━━━━━ DATA FOR THIS TASK
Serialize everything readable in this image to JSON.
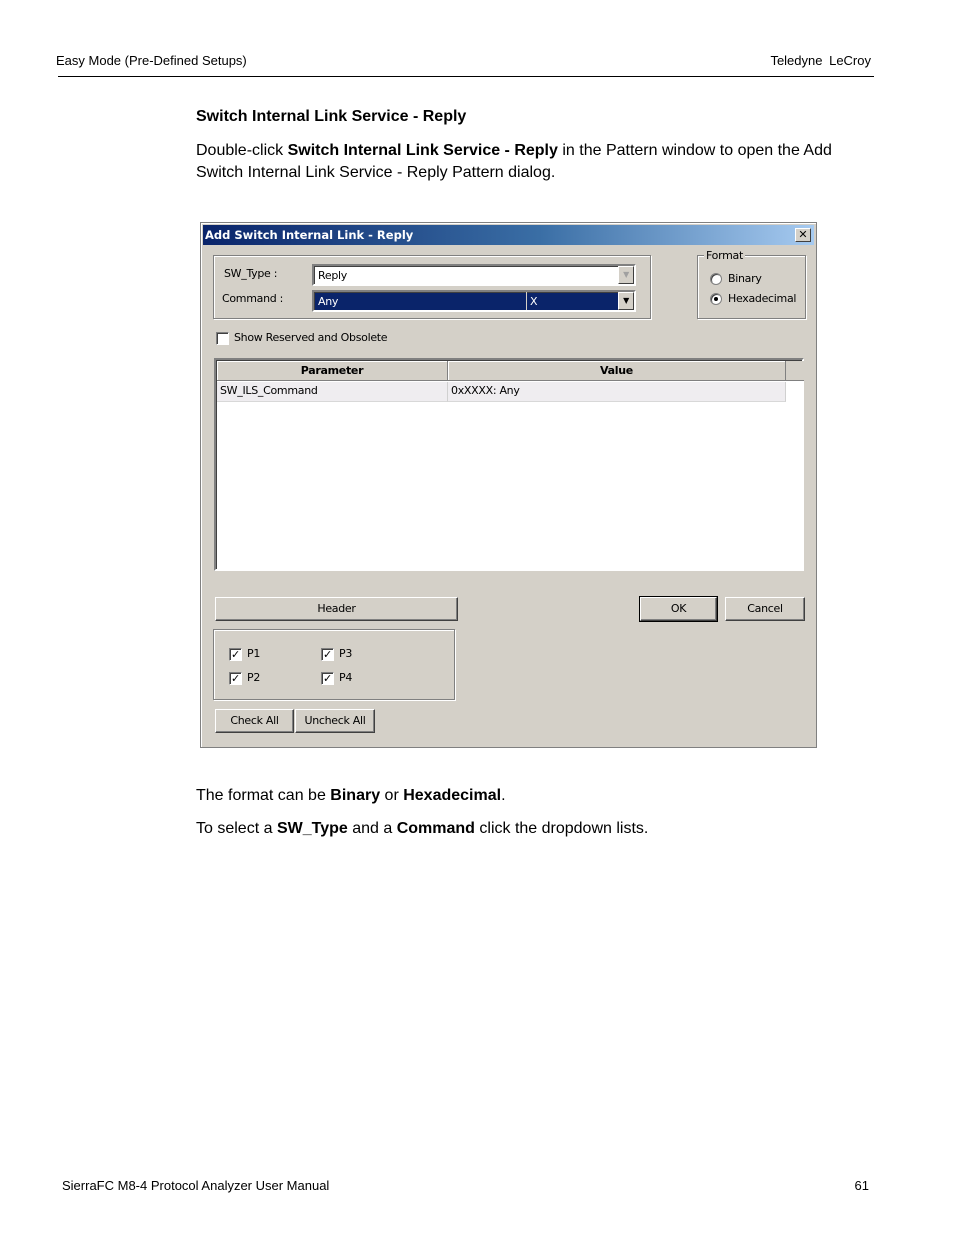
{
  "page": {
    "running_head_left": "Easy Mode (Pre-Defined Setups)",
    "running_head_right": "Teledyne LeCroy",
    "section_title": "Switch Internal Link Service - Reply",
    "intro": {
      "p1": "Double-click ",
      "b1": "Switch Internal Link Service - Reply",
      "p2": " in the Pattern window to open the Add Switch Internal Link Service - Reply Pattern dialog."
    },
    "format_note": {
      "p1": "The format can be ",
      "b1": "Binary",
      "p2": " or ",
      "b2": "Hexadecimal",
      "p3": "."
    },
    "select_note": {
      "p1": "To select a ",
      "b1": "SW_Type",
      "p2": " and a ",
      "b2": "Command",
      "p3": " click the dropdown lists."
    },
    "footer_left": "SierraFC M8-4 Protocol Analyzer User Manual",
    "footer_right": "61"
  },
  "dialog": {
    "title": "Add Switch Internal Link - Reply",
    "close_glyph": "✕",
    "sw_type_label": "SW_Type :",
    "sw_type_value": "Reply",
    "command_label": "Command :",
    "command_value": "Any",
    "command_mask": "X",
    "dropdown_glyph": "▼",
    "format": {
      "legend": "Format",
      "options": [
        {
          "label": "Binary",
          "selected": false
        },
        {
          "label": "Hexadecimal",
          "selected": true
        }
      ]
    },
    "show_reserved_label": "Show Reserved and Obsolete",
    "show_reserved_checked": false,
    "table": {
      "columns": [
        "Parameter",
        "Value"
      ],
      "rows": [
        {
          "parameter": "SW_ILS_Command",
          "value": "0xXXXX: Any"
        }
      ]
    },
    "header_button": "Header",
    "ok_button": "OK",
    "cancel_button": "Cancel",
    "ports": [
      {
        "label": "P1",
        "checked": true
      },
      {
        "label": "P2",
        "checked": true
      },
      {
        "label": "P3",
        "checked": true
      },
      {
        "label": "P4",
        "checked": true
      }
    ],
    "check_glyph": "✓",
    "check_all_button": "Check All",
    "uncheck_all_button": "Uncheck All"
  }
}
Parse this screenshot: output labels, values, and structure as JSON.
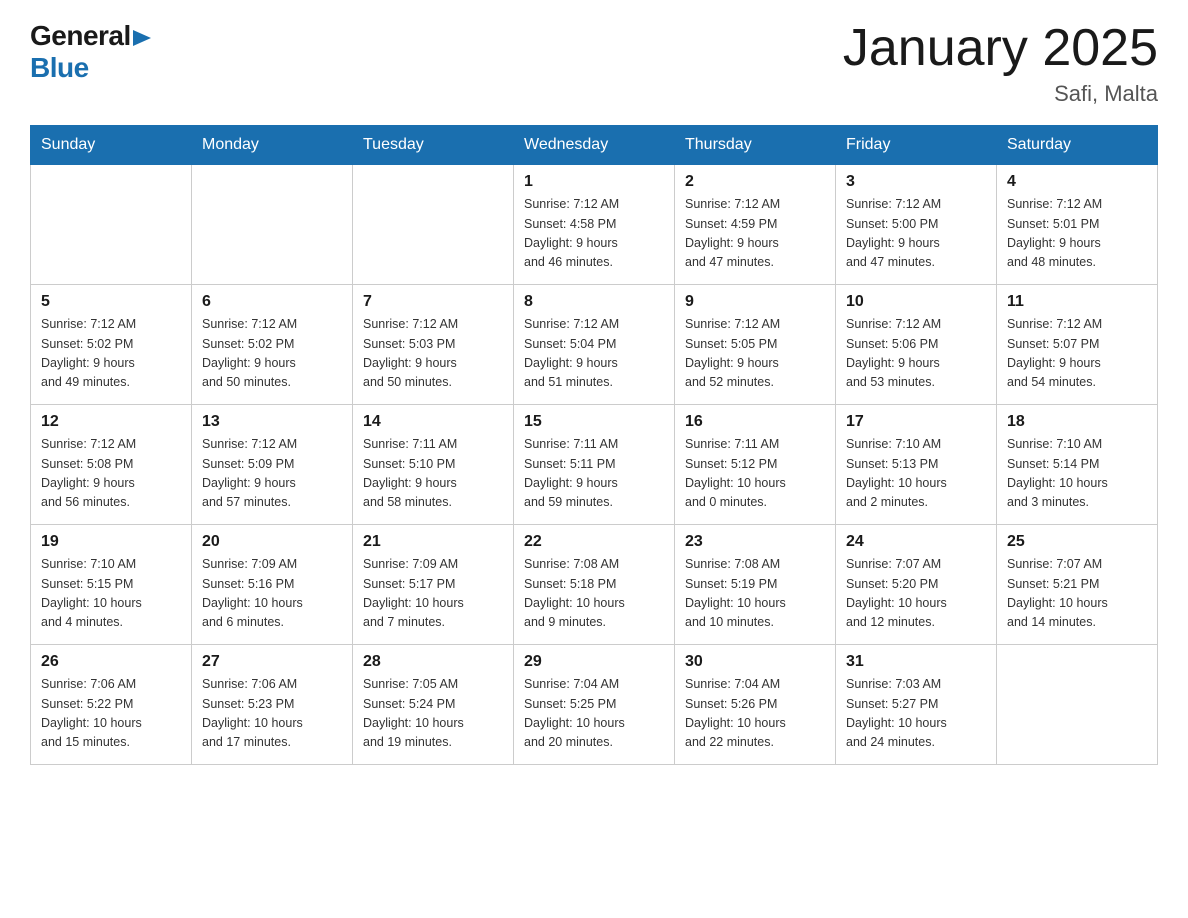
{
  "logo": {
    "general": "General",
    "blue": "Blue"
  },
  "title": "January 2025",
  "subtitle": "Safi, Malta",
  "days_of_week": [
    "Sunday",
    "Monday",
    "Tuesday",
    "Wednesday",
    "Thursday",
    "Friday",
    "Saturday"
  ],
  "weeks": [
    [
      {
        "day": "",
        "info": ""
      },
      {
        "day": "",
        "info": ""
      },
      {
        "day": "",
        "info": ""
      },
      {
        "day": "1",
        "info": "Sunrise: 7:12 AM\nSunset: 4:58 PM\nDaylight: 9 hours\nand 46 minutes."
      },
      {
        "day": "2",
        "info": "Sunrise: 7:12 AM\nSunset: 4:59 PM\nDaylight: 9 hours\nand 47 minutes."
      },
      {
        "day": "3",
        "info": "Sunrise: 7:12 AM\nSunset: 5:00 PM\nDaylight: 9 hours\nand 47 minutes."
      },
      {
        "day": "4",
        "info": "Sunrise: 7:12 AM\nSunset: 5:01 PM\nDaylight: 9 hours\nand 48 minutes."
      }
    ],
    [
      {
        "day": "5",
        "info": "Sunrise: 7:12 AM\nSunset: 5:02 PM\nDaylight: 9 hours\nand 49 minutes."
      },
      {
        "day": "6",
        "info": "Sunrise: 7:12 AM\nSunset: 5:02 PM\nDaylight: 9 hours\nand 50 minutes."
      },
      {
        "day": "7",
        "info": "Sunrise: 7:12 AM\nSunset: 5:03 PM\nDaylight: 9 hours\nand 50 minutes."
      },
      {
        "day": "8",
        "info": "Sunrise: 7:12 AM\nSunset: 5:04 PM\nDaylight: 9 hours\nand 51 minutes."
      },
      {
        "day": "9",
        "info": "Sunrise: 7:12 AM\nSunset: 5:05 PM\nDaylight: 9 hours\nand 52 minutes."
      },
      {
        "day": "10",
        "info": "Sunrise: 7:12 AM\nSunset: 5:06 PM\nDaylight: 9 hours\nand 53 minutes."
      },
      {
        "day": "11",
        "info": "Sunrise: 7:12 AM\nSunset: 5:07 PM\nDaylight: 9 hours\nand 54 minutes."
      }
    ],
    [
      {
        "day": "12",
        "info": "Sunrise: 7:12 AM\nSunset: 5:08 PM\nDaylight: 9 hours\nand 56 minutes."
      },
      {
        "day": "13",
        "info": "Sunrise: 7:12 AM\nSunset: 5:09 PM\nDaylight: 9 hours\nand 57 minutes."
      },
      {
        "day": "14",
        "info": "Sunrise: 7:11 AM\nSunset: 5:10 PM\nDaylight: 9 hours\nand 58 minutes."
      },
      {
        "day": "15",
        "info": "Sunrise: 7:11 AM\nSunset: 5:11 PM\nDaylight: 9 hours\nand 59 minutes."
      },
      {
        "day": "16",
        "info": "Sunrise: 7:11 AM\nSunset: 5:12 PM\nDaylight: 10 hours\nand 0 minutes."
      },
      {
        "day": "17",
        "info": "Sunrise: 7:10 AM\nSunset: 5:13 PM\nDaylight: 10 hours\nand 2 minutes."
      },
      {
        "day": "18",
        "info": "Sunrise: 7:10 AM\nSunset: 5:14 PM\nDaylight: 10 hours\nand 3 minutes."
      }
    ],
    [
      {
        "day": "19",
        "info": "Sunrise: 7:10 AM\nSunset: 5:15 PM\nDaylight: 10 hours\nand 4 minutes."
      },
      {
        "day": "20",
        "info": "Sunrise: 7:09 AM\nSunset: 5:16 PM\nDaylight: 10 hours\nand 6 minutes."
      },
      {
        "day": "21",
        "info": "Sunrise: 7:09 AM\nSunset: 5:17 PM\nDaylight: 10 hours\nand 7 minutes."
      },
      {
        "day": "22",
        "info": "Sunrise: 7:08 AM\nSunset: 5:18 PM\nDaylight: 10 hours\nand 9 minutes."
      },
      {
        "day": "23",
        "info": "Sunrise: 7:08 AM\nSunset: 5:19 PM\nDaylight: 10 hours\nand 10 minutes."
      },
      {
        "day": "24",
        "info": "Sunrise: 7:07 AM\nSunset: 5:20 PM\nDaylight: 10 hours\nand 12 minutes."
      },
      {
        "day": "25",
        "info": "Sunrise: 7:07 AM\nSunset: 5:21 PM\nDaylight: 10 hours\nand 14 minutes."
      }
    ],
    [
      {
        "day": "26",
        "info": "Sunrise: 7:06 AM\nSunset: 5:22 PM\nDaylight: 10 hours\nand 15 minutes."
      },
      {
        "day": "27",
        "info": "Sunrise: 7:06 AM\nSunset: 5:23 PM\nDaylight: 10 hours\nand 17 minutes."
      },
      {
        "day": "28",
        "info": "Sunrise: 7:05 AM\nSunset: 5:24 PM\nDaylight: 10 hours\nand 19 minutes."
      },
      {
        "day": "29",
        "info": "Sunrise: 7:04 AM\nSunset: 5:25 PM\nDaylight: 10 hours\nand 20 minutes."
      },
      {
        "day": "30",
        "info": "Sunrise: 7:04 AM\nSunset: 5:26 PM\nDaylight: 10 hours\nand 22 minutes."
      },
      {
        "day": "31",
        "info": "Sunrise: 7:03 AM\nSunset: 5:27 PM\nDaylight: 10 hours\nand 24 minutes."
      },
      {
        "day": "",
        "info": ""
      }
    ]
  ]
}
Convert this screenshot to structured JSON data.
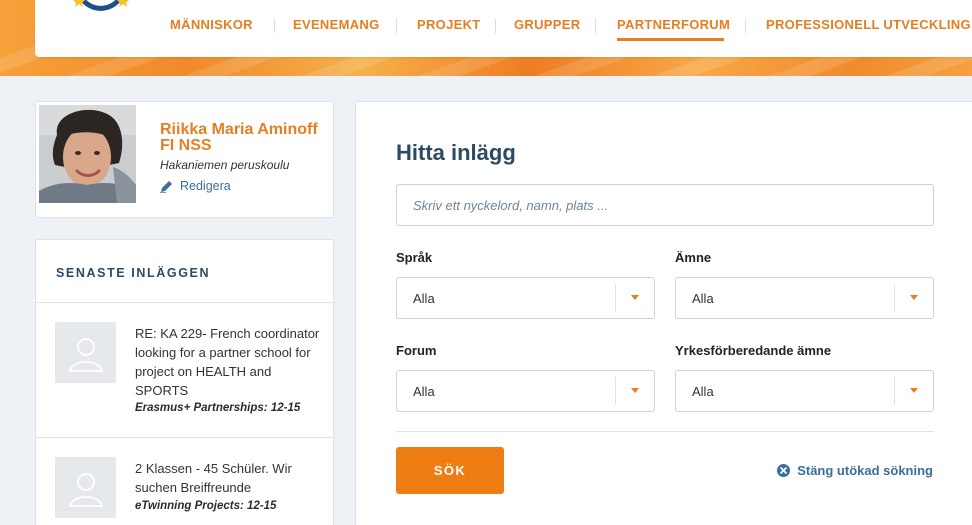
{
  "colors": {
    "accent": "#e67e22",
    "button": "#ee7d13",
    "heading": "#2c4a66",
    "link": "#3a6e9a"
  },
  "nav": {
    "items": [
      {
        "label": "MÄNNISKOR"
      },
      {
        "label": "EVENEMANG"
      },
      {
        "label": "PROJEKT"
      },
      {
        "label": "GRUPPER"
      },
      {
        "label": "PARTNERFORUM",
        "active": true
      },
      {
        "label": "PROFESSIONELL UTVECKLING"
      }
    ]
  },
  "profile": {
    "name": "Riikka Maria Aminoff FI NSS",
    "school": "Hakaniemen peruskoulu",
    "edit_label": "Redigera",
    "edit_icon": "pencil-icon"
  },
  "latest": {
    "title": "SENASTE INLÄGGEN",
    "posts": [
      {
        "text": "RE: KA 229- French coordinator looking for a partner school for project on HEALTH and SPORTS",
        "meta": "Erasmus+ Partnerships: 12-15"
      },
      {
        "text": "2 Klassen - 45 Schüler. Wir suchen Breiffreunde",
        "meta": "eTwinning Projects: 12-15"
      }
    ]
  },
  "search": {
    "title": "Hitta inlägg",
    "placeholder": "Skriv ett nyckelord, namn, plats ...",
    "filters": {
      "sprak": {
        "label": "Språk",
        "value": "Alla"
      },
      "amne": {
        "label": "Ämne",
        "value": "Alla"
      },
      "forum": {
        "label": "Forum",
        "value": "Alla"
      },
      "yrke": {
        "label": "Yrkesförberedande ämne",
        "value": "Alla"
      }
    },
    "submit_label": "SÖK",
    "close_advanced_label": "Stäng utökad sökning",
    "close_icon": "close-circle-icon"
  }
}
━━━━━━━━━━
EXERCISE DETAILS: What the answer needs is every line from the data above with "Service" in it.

OUTPUT BELOW:
    "section_title": "Switch Internal Link Service - Reply",
      "b1": "Switch Internal Link Service - Reply",
      "p2": " in the Pattern window to open the Add Switch Internal Link Service - Reply Pattern dialog."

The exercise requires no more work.